Sinéad: From its great title (which set me humming straight away) to its wrenching ending, this was another tale I loved. It made excellent use of the prompts, and I loved how it reimagined the sand dunes as a cityscape, and the picture it painted of the protagonist and his/her struggles. I found it very touching, and I loved the sense of burgeoning self-forgiveness and possible hope for the future – and also the aspiration at the end, that this person will not let their circumstances define them. Such a fantastic way to conceptualise the struggle between the person and their environment as depicted in the prompt image.

And now: for her 2nd time, it’s the very talented Flash! Friday

DRAGON WINNER

RACHAEL DUNLOP!!!

for

“A Story Between Me and Thee on the Occasion of Our Shipwrecking”

Pratibha: This is a clever tale of revenge.  The blunders of the enemy are piled a mile high. I liked how the story was told in the tongue-in-cheek fashion. I loved the visual images such as “decidedly not-aflame sleeve.” The imagery in the last paragraph is like a slow-moving camera picking every moment of action.

Sinéad: I think this story has it all. It makes fabulous use of the prompts, it has clever punning, it has a great setting, it’s well written, it’s funny and clever, and it has such a fresh and exciting use of voice, creating an entire character and backstory with such skill it seems effortless. It also has a fabulous title and I love that the ‘baddie’ doesn’t get killed at the end, so the only option for him is to swim to the desert island and spend the rest of whatever life is left to him in the company of the person who shipwrecked him. I also loved the dragon, ‘as likely to breathe fire out the back as out the front’ – I giggled quite excessively at that.

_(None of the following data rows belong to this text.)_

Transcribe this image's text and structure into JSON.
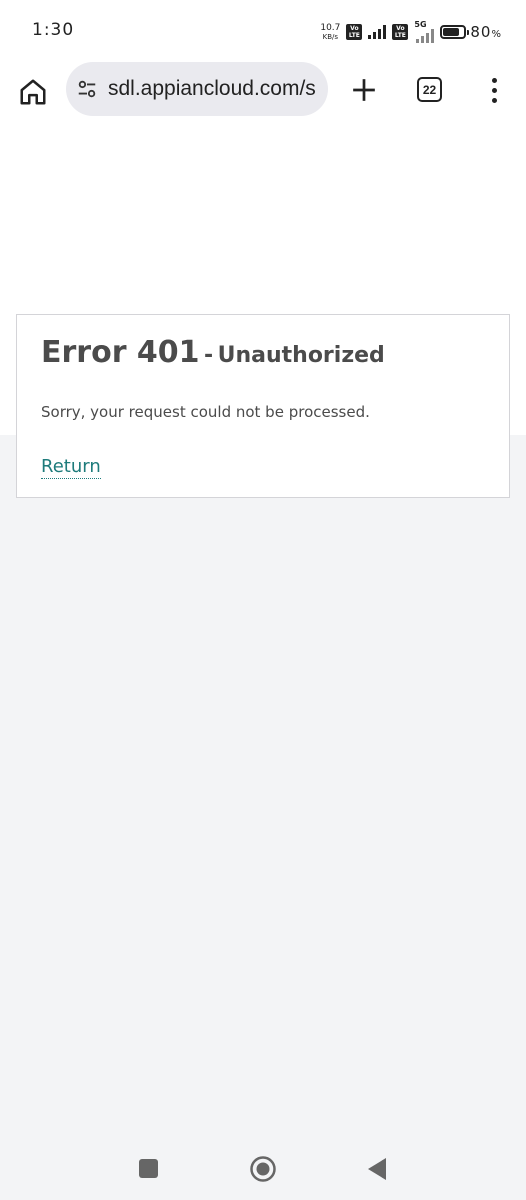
{
  "status_bar": {
    "time": "1:30",
    "net_speed_value": "10.7",
    "net_speed_unit": "KB/s",
    "sim1_badge_top": "Vo",
    "sim1_badge_bottom": "LTE",
    "sim2_badge_top": "Vo",
    "sim2_badge_bottom": "LTE",
    "network_type": "5G",
    "battery_percent": "80",
    "battery_percent_sign": "%",
    "battery_level": 0.8
  },
  "browser": {
    "url": "sdl.appiancloud.com/s",
    "tab_count": "22",
    "icons": {
      "home": "home-icon",
      "site_settings": "tune-icon",
      "new_tab": "plus-icon",
      "tabs": "tab-switcher-icon",
      "menu": "more-vert-icon"
    }
  },
  "error": {
    "code": "Error 401",
    "separator": "-",
    "title": "Unauthorized",
    "message": "Sorry, your request could not be processed.",
    "return_label": "Return"
  },
  "colors": {
    "link": "#1e7b7b",
    "heading": "#4b4b4b",
    "page_background": "#f3f4f6"
  },
  "nav_bar": {
    "icons": [
      "recents-icon",
      "home-icon",
      "back-icon"
    ]
  }
}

Congratulations, Rachael! Here’s your updated, fiery winner’s page and your winning tale on the winners’ wall. Please watch your inbox for interview questions for this Thursday’s #SixtySeconds feature. And now, here is your winning story!

A Story Between Me and Thee on the Occasion of Our Shipwrecking

I have a blunderbuss on my shoulder and a dragon in my pocket. Don’t believe me? Look. What? I never said it was a real dragon. That’s just what that little firearm’s called. A dragon. As likely to breathe fire out the back as the front, and then you’re in trouble, flames licking up your arm and you searching for a pail of something cold and wet to stick it in. Not that you’ll find any such on a desert island like this.

Meanwhile, your enemy has sailed away, laughing up his own decidedly not-aflame sleeve, and you’ve one shot left. He thinks you’ll save it for yourself, for that moment when you just want off this island, fast, and if death is the quickest way, bring it on. But there’s his blunder, because there’s not a man alive with arms long enough to shoot himself with a blunderbuss. Be a shame to waste it, though.

You take aim, squinting against the whip of sand in your eyes. His eyes go wide, then he’s lowering the row boat off the side, thinking to escape. Too late. Your shot strikes his gunpowder store and all goes up. All except the row boat bobbing towards you on the incoming tide.

FFwinner-Web